Every Friday night we feature a short story, essay, personal narrative, poem,
spoken word, or short film for your enjoyment.
Tonight’s poem is from Charles Bane, Jr.
And then at times
the dips of our marriage are
no different than the falling
into love in Richmond Park
before we started home, and I
wrote every day until the motion
of the ship made me certain that
for every berth going out,
new souls put in, spit from
foam. If I could read Greek or
understand the errand of the
cardinal we watch for with coffee
in our hands, I could make poetry
on the tips of fence spears where
he stops and the fire of you would
go urgently from land to land.

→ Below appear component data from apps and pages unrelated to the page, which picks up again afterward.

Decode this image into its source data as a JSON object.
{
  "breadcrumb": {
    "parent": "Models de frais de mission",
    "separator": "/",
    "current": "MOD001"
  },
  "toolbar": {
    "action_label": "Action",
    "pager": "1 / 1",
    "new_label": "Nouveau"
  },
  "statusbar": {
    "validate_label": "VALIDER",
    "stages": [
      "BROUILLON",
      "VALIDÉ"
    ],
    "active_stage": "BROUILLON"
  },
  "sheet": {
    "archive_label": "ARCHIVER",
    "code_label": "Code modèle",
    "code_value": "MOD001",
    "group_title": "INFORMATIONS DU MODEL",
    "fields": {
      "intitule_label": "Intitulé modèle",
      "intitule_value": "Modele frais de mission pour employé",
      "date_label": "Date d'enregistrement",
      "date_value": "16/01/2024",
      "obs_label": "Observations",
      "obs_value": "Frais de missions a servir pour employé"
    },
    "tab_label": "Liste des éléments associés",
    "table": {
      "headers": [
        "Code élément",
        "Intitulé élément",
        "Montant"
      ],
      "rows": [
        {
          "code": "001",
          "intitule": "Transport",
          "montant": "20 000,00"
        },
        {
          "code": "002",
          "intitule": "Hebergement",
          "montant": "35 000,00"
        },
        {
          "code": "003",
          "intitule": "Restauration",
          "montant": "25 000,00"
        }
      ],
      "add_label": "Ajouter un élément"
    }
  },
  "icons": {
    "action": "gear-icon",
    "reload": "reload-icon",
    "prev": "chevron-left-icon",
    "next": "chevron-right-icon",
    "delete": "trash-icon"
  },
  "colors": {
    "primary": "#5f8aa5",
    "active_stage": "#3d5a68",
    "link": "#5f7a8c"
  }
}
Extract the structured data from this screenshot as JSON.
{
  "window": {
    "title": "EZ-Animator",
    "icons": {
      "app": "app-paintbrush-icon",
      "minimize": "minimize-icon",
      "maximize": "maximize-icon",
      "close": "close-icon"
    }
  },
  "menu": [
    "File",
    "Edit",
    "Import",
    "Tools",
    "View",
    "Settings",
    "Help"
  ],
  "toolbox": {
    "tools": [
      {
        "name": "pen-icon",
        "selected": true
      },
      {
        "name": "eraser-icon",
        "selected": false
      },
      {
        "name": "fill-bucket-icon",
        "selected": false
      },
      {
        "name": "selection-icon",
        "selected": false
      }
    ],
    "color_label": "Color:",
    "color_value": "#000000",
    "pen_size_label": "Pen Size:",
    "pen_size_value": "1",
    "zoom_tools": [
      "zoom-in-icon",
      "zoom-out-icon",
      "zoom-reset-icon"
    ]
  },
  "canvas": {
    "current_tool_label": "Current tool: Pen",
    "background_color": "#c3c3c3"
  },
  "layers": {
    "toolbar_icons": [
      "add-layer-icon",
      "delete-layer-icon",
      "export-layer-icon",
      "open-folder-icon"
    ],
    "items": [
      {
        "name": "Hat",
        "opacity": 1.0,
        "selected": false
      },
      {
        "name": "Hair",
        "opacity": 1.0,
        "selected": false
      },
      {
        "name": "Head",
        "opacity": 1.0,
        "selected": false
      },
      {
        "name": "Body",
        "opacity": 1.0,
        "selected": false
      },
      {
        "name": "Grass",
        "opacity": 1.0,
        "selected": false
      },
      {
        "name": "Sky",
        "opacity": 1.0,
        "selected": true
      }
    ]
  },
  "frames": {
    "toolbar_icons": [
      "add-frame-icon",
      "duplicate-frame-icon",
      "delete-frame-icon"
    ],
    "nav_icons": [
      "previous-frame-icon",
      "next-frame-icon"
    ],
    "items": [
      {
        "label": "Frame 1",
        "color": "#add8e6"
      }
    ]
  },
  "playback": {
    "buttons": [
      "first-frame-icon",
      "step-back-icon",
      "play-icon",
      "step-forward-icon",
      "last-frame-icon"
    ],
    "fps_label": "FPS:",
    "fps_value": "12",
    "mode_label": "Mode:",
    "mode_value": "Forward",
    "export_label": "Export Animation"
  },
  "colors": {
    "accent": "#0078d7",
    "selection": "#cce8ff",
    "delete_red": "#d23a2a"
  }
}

Charles Bane, Jr. is the American author of three collections of poetry including the recent The Ends Of The Earth: Collected Poems ( Transcendent Zero Press, 2015 ) and The Ascent Of Feminist Poetry, as well as I Meet Geronimo And Other Stories ( Avignon Press, 2015) and Three Seasons: Writing Donald Hall ( Collection of the Houghton Library, Harvard University). He created and contributes to The Meaning Of Poetry Series for The Gutenberg Project.